[Dataset rows for apps and sites]
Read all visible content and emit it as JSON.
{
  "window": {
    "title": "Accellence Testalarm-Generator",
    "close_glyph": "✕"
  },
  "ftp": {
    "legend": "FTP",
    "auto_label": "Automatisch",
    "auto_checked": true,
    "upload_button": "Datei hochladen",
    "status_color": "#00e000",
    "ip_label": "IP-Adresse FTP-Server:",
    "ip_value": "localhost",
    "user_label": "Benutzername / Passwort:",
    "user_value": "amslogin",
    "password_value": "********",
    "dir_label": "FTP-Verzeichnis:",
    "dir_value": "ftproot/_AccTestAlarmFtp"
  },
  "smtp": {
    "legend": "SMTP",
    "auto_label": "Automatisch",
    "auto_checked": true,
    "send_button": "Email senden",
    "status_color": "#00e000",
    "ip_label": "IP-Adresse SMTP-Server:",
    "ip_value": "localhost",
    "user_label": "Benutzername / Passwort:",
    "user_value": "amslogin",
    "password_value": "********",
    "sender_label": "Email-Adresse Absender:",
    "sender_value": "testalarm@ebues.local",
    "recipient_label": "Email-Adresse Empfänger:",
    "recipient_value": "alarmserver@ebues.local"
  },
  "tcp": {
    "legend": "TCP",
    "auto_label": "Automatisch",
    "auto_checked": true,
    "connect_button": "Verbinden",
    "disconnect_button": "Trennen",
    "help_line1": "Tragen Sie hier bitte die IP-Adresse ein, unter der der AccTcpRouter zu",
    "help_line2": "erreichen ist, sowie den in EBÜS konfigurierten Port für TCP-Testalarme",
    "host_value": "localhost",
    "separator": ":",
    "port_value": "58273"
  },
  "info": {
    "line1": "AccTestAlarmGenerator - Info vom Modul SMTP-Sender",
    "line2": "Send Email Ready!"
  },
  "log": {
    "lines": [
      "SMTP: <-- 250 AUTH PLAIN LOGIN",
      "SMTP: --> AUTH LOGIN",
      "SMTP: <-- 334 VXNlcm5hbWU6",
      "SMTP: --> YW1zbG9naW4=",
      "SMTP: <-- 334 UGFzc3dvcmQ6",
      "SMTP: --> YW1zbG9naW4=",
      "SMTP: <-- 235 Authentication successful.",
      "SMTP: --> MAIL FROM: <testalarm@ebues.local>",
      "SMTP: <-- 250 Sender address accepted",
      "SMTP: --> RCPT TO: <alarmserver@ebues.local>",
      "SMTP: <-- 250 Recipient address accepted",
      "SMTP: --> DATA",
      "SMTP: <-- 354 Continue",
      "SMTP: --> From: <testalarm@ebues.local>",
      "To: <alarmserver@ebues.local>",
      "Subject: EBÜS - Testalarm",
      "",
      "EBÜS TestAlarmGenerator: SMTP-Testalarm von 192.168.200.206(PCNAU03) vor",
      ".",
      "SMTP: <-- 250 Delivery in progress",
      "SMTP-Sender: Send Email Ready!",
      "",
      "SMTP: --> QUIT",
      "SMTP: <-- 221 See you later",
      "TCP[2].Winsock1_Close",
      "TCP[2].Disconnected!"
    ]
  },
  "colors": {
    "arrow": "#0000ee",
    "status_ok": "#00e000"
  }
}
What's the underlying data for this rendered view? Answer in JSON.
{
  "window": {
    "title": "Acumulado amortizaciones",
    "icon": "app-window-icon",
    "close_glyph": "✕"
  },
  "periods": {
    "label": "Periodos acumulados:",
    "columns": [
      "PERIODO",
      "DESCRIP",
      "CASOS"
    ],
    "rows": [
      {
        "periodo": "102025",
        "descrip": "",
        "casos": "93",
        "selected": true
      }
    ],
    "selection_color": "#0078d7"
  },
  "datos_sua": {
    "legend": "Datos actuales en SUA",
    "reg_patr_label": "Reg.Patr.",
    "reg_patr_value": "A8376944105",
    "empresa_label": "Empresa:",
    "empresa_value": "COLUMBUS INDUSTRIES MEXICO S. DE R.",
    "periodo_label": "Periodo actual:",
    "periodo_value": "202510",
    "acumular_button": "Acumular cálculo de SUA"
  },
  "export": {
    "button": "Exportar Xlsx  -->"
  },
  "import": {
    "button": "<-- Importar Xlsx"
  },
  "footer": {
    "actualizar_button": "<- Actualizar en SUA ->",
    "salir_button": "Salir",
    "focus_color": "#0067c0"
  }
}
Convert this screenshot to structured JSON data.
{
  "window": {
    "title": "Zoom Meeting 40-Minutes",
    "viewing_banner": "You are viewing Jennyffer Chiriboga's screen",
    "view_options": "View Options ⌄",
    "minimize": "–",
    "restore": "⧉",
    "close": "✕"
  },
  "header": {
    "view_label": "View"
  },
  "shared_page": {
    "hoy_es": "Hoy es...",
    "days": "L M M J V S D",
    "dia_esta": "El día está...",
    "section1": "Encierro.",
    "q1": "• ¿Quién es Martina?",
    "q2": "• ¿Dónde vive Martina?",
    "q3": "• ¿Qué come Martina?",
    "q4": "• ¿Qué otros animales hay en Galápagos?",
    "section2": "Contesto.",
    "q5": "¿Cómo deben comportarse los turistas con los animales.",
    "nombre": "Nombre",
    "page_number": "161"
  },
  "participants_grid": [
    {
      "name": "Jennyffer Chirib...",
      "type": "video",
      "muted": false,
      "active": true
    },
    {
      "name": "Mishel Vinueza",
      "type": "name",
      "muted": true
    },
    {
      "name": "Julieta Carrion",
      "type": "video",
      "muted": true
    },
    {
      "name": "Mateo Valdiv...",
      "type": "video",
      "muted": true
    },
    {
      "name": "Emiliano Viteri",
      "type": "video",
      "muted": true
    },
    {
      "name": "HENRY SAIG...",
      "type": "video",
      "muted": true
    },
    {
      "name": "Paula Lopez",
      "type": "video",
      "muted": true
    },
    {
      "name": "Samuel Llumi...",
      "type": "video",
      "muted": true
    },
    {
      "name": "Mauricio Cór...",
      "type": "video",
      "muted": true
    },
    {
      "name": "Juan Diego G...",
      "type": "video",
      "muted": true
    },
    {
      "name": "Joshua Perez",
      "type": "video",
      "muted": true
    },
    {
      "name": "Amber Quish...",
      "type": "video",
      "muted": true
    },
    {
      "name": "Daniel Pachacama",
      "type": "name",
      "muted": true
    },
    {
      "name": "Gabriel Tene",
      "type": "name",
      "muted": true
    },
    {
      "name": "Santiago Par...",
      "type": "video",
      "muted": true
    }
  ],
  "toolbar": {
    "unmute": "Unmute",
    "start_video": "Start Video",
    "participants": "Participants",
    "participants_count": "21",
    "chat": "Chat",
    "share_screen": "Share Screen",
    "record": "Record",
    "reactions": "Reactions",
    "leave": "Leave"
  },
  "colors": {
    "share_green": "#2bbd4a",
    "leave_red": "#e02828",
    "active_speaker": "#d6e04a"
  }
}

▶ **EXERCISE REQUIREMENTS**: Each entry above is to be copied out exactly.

▶ **SOLUTION TO THE PROBLEM**:
Read all visible content and emit it as JSON.
{
  "window": {
    "title": "Accellence Testalarm-Generator",
    "close_glyph": "✕"
  },
  "ftp": {
    "legend": "FTP",
    "auto_label": "Automatisch",
    "auto_checked": true,
    "upload_button": "Datei hochladen",
    "status_color": "#00e000",
    "ip_label": "IP-Adresse FTP-Server:",
    "ip_value": "localhost",
    "user_label": "Benutzername / Passwort:",
    "user_value": "amslogin",
    "password_value": "********",
    "dir_label": "FTP-Verzeichnis:",
    "dir_value": "ftproot/_AccTestAlarmFtp"
  },
  "smtp": {
    "legend": "SMTP",
    "auto_label": "Automatisch",
    "auto_checked": true,
    "send_button": "Email senden",
    "status_color": "#00e000",
    "ip_label": "IP-Adresse SMTP-Server:",
    "ip_value": "localhost",
    "user_label": "Benutzername / Passwort:",
    "user_value": "amslogin",
    "password_value": "********",
    "sender_label": "Email-Adresse Absender:",
    "sender_value": "testalarm@ebues.local",
    "recipient_label": "Email-Adresse Empfänger:",
    "recipient_value": "alarmserver@ebues.local"
  },
  "tcp": {
    "legend": "TCP",
    "auto_label": "Automatisch",
    "auto_checked": true,
    "connect_button": "Verbinden",
    "disconnect_button": "Trennen",
    "help_line1": "Tragen Sie hier bitte die IP-Adresse ein, unter der der AccTcpRouter zu",
    "help_line2": "erreichen ist, sowie den in EBÜS konfigurierten Port für TCP-Testalarme",
    "host_value": "localhost",
    "separator": ":",
    "port_value": "58273"
  },
  "info": {
    "line1": "AccTestAlarmGenerator - Info vom Modul SMTP-Sender",
    "line2": "Send Email Ready!"
  },
  "log": {
    "lines": [
      "SMTP: <-- 250 AUTH PLAIN LOGIN",
      "SMTP: --> AUTH LOGIN",
      "SMTP: <-- 334 VXNlcm5hbWU6",
      "SMTP: --> YW1zbG9naW4=",
      "SMTP: <-- 334 UGFzc3dvcmQ6",
      "SMTP: --> YW1zbG9naW4=",
      "SMTP: <-- 235 Authentication successful.",
      "SMTP: --> MAIL FROM: <testalarm@ebues.local>",
      "SMTP: <-- 250 Sender address accepted",
      "SMTP: --> RCPT TO: <alarmserver@ebues.local>",
      "SMTP: <-- 250 Recipient address accepted",
      "SMTP: --> DATA",
      "SMTP: <-- 354 Continue",
      "SMTP: --> From: <testalarm@ebues.local>",
      "To: <alarmserver@ebues.local>",
      "Subject: EBÜS - Testalarm",
      "",
      "EBÜS TestAlarmGenerator: SMTP-Testalarm von 192.168.200.206(PCNAU03) vor",
      ".",
      "SMTP: <-- 250 Delivery in progress",
      "SMTP-Sender: Send Email Ready!",
      "",
      "SMTP: --> QUIT",
      "SMTP: <-- 221 See you later",
      "TCP[2].Winsock1_Close",
      "TCP[2].Disconnected!"
    ]
  },
  "colors": {
    "arrow": "#0000ee",
    "status_ok": "#00e000"
  }
}
What's the underlying data for this rendered view? Answer in JSON.
{
  "window": {
    "title": "Acumulado amortizaciones",
    "icon": "app-window-icon",
    "close_glyph": "✕"
  },
  "periods": {
    "label": "Periodos acumulados:",
    "columns": [
      "PERIODO",
      "DESCRIP",
      "CASOS"
    ],
    "rows": [
      {
        "periodo": "102025",
        "descrip": "",
        "casos": "93",
        "selected": true
      }
    ],
    "selection_color": "#0078d7"
  },
  "datos_sua": {
    "legend": "Datos actuales en SUA",
    "reg_patr_label": "Reg.Patr.",
    "reg_patr_value": "A8376944105",
    "empresa_label": "Empresa:",
    "empresa_value": "COLUMBUS INDUSTRIES MEXICO S. DE R.",
    "periodo_label": "Periodo actual:",
    "periodo_value": "202510",
    "acumular_button": "Acumular cálculo de SUA"
  },
  "export": {
    "button": "Exportar Xlsx  -->"
  },
  "import": {
    "button": "<-- Importar Xlsx"
  },
  "footer": {
    "actualizar_button": "<- Actualizar en SUA ->",
    "salir_button": "Salir",
    "focus_color": "#0067c0"
  }
}
Convert this screenshot to structured JSON data.
{
  "window": {
    "title": "Zoom Meeting 40-Minutes",
    "viewing_banner": "You are viewing Jennyffer Chiriboga's screen",
    "view_options": "View Options ⌄",
    "minimize": "–",
    "restore": "⧉",
    "close": "✕"
  },
  "header": {
    "view_label": "View"
  },
  "shared_page": {
    "hoy_es": "Hoy es...",
    "days": "L M M J V S D",
    "dia_esta": "El día está...",
    "section1": "Encierro.",
    "q1": "• ¿Quién es Martina?",
    "q2": "• ¿Dónde vive Martina?",
    "q3": "• ¿Qué come Martina?",
    "q4": "• ¿Qué otros animales hay en Galápagos?",
    "section2": "Contesto.",
    "q5": "¿Cómo deben comportarse los turistas con los animales.",
    "nombre": "Nombre",
    "page_number": "161"
  },
  "participants_grid": [
    {
      "name": "Jennyffer Chirib...",
      "type": "video",
      "muted": false,
      "active": true
    },
    {
      "name": "Mishel Vinueza",
      "type": "name",
      "muted": true
    },
    {
      "name": "Julieta Carrion",
      "type": "video",
      "muted": true
    },
    {
      "name": "Mateo Valdiv...",
      "type": "video",
      "muted": true
    },
    {
      "name": "Emiliano Viteri",
      "type": "video",
      "muted": true
    },
    {
      "name": "HENRY SAIG...",
      "type": "video",
      "muted": true
    },
    {
      "name": "Paula Lopez",
      "type": "video",
      "muted": true
    },
    {
      "name": "Samuel Llumi...",
      "type": "video",
      "muted": true
    },
    {
      "name": "Mauricio Cór...",
      "type": "video",
      "muted": true
    },
    {
      "name": "Juan Diego G...",
      "type": "video",
      "muted": true
    },
    {
      "name": "Joshua Perez",
      "type": "video",
      "muted": true
    },
    {
      "name": "Amber Quish...",
      "type": "video",
      "muted": true
    },
    {
      "name": "Daniel Pachacama",
      "type": "name",
      "muted": true
    },
    {
      "name": "Gabriel Tene",
      "type": "name",
      "muted": true
    },
    {
      "name": "Santiago Par...",
      "type": "video",
      "muted": true
    }
  ],
  "toolbar": {
    "unmute": "Unmute",
    "start_video": "Start Video",
    "participants": "Participants",
    "participants_count": "21",
    "chat": "Chat",
    "share_screen": "Share Screen",
    "record": "Record",
    "reactions": "Reactions",
    "leave": "Leave"
  },
  "colors": {
    "share_green": "#2bbd4a",
    "leave_red": "#e02828",
    "active_speaker": "#d6e04a"
  }
}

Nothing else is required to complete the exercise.